If you’re passionate about the arts and history, want activities and fun, or would just like somewhere quiet to relax and think, you’ll find it all at The Lightbox an award winning gallery and museum. Designed by the architects of the London Eye, Marks Barfield, the building boasts three stunning galleries that host a wide range of exhibitions, changing regularly. The building is also home to ‘Woking’s Story’, an interactive museum of the town’s history. If you’re visiting with children you’ll find plenty to keep them occupied and entertained, you can complete your visit with a trip to the canal-side Café and Gift Shop. Entrance is free, find out more at www.thelightbox.org.uk
Wellcome Collection is the free visitor destination for the incurably curious. Located at 183 Euston Road, London, Wellcome Collection explores the connections between medicine, life and art in the past, present and future. The building comprises three gallery spaces, a public events programme, the Wellcome Library, a café, a bookshop, conference facilities and a members' club. It is part of the Wellcome Trust, a global charitable foundation dedicated to achieving extraordinary improvements in human and animal health. Wellcome Collection is growing.

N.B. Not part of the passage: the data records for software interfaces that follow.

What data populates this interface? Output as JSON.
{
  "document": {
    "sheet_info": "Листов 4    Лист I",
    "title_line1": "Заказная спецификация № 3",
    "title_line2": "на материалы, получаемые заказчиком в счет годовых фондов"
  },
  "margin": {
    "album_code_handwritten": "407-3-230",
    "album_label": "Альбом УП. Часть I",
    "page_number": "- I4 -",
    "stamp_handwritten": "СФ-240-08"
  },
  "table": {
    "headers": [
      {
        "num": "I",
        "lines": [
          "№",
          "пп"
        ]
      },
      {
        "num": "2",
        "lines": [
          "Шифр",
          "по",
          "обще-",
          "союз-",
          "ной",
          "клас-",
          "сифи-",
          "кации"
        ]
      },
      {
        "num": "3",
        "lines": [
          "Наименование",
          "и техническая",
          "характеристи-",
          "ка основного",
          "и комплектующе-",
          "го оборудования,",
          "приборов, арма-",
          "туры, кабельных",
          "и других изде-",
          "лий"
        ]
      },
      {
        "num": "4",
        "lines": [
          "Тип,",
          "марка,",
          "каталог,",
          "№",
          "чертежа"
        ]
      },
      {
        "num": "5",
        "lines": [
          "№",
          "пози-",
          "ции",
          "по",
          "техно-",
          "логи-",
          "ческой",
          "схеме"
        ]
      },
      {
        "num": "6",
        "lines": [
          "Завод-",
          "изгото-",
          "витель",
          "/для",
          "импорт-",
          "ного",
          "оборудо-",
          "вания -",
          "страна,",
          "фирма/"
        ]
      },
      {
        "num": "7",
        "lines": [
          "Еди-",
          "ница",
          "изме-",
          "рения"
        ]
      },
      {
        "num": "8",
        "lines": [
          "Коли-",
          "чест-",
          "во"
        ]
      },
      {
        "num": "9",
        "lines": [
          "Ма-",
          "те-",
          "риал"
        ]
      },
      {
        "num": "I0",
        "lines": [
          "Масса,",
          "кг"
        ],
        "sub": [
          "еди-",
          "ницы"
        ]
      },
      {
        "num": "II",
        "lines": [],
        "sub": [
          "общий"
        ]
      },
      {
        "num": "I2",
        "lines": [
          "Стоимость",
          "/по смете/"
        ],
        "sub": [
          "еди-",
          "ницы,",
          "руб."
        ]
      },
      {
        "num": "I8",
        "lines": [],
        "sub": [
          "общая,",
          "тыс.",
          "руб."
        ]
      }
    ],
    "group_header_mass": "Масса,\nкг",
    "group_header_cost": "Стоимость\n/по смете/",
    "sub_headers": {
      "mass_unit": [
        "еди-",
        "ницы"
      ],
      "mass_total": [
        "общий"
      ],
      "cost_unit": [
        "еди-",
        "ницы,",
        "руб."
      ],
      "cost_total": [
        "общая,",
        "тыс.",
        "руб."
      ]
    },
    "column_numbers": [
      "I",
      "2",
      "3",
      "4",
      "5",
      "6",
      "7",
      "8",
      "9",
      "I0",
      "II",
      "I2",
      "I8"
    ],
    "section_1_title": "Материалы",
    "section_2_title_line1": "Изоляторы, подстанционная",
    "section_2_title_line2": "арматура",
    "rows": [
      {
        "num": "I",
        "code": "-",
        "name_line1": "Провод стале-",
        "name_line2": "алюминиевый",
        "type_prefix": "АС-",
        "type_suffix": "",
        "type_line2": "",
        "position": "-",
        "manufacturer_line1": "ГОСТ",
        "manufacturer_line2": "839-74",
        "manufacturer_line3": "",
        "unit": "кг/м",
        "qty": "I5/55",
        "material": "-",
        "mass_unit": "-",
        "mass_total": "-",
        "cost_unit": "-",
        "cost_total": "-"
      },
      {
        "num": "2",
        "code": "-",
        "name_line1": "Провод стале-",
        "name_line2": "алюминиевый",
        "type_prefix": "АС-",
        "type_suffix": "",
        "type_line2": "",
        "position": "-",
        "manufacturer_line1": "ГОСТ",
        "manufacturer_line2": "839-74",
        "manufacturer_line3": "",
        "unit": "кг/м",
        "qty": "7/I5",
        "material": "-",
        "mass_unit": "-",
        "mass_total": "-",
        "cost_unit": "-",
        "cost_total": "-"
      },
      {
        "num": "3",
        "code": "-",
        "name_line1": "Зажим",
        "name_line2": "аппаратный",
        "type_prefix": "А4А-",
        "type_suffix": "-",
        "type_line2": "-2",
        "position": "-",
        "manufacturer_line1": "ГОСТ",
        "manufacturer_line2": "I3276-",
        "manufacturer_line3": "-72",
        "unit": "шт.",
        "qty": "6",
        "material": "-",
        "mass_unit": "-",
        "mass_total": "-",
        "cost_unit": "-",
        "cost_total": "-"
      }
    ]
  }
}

A £17.5million development will deliver new galleries and spaces in late Summer 2014. Find out more at www.wellcomecollection.org/curious
Keep up to date with events and news from Kew